Spectur (ASX: SP3) has received its largest ever order to date, boosting forecast revenues for the current financial year by 81% to approximately $4.7 million.
An order for 39 HD camera systems was made by Western Australia’s Department of Planning, Lands and Heritage, with the units scheduled for deployment statewide to monitor illegal land access and dumping activities.
It adds to a record number of large orders being received by the Perth-based security systems and cloud-based technology solutions company and will help increase full-year revenues to between $4.5 million and $4.7 million.
The lower end of the range would represent an increase of 81% on the previous year’s revenue of $2.48 million.
Managing director Peter Holton said current acceleration of revenues had been a result of continued engagement with larger customers and the acceptance of Spectur’s remote monitoring and surveillance products into state and local government sectors.
“Large orders from government and corporate clients are significant, as they strengthen our recurring revenue streams of income and demonstrate the enterprise-grade quality of [our] systems,” he said.
“The revenue growth off the back of larger clients and larger orders positions [us] to become cashflow self-sufficient in the short term.”
Spectur has also marked its foray into the international arena with the shipment of an additional 10 systems to a distribution channel partner in New Zealand for deployment to potential clients on a sale or rental basis.
On home soil, the company continues its negotiations with a major Australian bank regarding a working capital debt facility to accelerate its growth objectives.
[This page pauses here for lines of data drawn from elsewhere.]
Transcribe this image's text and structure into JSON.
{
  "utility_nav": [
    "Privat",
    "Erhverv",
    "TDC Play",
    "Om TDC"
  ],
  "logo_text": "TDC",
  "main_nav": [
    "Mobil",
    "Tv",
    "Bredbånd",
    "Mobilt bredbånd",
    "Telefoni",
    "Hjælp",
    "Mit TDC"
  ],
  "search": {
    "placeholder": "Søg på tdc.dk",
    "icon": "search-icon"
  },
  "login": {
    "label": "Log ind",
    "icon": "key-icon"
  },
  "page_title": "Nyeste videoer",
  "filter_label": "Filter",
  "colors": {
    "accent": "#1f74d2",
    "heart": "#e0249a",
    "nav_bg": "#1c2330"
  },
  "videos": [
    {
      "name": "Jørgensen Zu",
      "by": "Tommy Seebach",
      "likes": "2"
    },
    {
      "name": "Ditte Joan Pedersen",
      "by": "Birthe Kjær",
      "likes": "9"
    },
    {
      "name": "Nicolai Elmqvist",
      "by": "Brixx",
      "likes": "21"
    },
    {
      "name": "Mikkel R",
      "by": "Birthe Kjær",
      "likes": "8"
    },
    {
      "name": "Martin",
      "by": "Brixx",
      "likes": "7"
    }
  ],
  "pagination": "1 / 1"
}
The facility is expected to be finalised in the next few months.
Shark warning technology
The HD camera order follows Spectur’s supply in February of nine solar-powered, remotely-operated shark warning units to the WA Government.
The systems will be installed adjacent to the government’s SMART drumlines in trial areas along Perth’s beaches and employ lights, sirens and audio broadcasts to provide prompt, localised information about shark-related closures.
Each system is connected to a 3G or 4G network and alerts are triggered remotely using Spectur’s cloud platform from any location as soon as a sighting is confirmed. The technology claims to “close the safety gap” – sometimes up to 45 minutes – between rangers receiving a reported shark sighting then informing beachgoers.
“[We’ve developed] the shark warning system as a cost-competitive solution to improve the safety of everyone on the beach, particularly [at beaches] which aren’t patrolled by surf lifesavers or those located in remote areas,” Mr Holton said.
The Shire of Augusta-Margaret River and the City of Busselton have been conducting paid trials of shark warning systems since November.
The technology is also being expanded for use in other applications, with Spectur poised to deploy three systems to Kakadu National Park on a paid-trial basis to monitor access and provide protection for significant Aboriginal sites and artefacts.
Australian explosives company Johnex has purchased six HD systems to protect its Perth worksite and John Holland has ordered four HD5 systems for its Melbourne rail project.
At mid-afternoon, shares in Spectur were trading 37.50% higher at $0.165.